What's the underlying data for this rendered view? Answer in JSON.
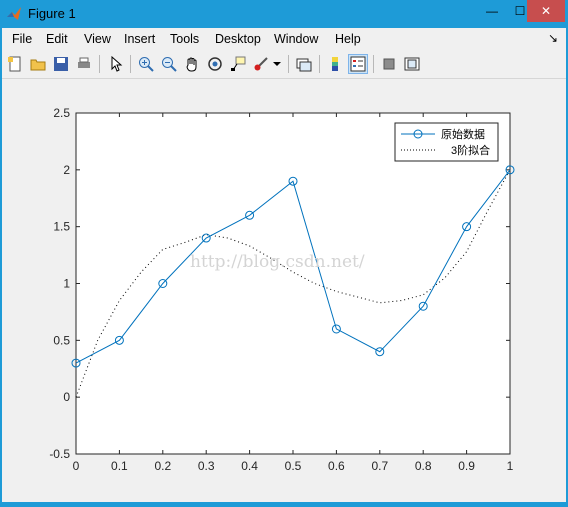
{
  "window": {
    "title": "Figure 1",
    "minimize_glyph": "—",
    "maximize_glyph": "☐",
    "close_glyph": "✕"
  },
  "menu": {
    "items": [
      "File",
      "Edit",
      "View",
      "Insert",
      "Tools",
      "Desktop",
      "Window",
      "Help"
    ],
    "dock_glyph": "↘"
  },
  "toolbar": {
    "icons": [
      "new-figure-icon",
      "open-file-icon",
      "save-icon",
      "print-icon",
      "pointer-icon",
      "zoom-in-icon",
      "zoom-out-icon",
      "pan-hand-icon",
      "rotate-3d-icon",
      "data-cursor-icon",
      "brush-icon",
      "brush-dropdown-icon",
      "link-plot-icon",
      "colorbar-icon",
      "legend-icon",
      "hide-plot-tools-icon",
      "show-plot-tools-icon"
    ]
  },
  "watermark": "http://blog.csdn.net/",
  "chart_data": {
    "type": "line",
    "title": "",
    "xlabel": "",
    "ylabel": "",
    "xlim": [
      0,
      1
    ],
    "ylim": [
      -0.5,
      2.5
    ],
    "xticks": [
      "0",
      "0.1",
      "0.2",
      "0.3",
      "0.4",
      "0.5",
      "0.6",
      "0.7",
      "0.8",
      "0.9",
      "1"
    ],
    "yticks": [
      "-0.5",
      "0",
      "0.5",
      "1",
      "1.5",
      "2",
      "2.5"
    ],
    "grid": false,
    "legend_position": "top-right",
    "series": [
      {
        "name": "原始数据",
        "color": "#0072bd",
        "style": "solid-circle-markers",
        "x": [
          0,
          0.1,
          0.2,
          0.3,
          0.4,
          0.5,
          0.6,
          0.7,
          0.8,
          0.9,
          1
        ],
        "y": [
          0.3,
          0.5,
          1.0,
          1.4,
          1.6,
          1.9,
          0.6,
          0.4,
          0.8,
          1.5,
          2.0
        ]
      },
      {
        "name": "3阶拟合",
        "color": "#000000",
        "style": "dotted",
        "x": [
          0,
          0.05,
          0.1,
          0.15,
          0.2,
          0.25,
          0.3,
          0.35,
          0.4,
          0.45,
          0.5,
          0.55,
          0.6,
          0.65,
          0.7,
          0.75,
          0.8,
          0.85,
          0.9,
          0.95,
          1
        ],
        "y": [
          0.0,
          0.5,
          0.85,
          1.1,
          1.3,
          1.36,
          1.43,
          1.4,
          1.33,
          1.22,
          1.1,
          1.0,
          0.93,
          0.88,
          0.83,
          0.85,
          0.9,
          1.05,
          1.28,
          1.65,
          2.0
        ]
      }
    ]
  }
}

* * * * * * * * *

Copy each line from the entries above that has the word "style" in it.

EXERCISE OUTPUT
        "style": "solid-circle-markers",
        "style": "dotted",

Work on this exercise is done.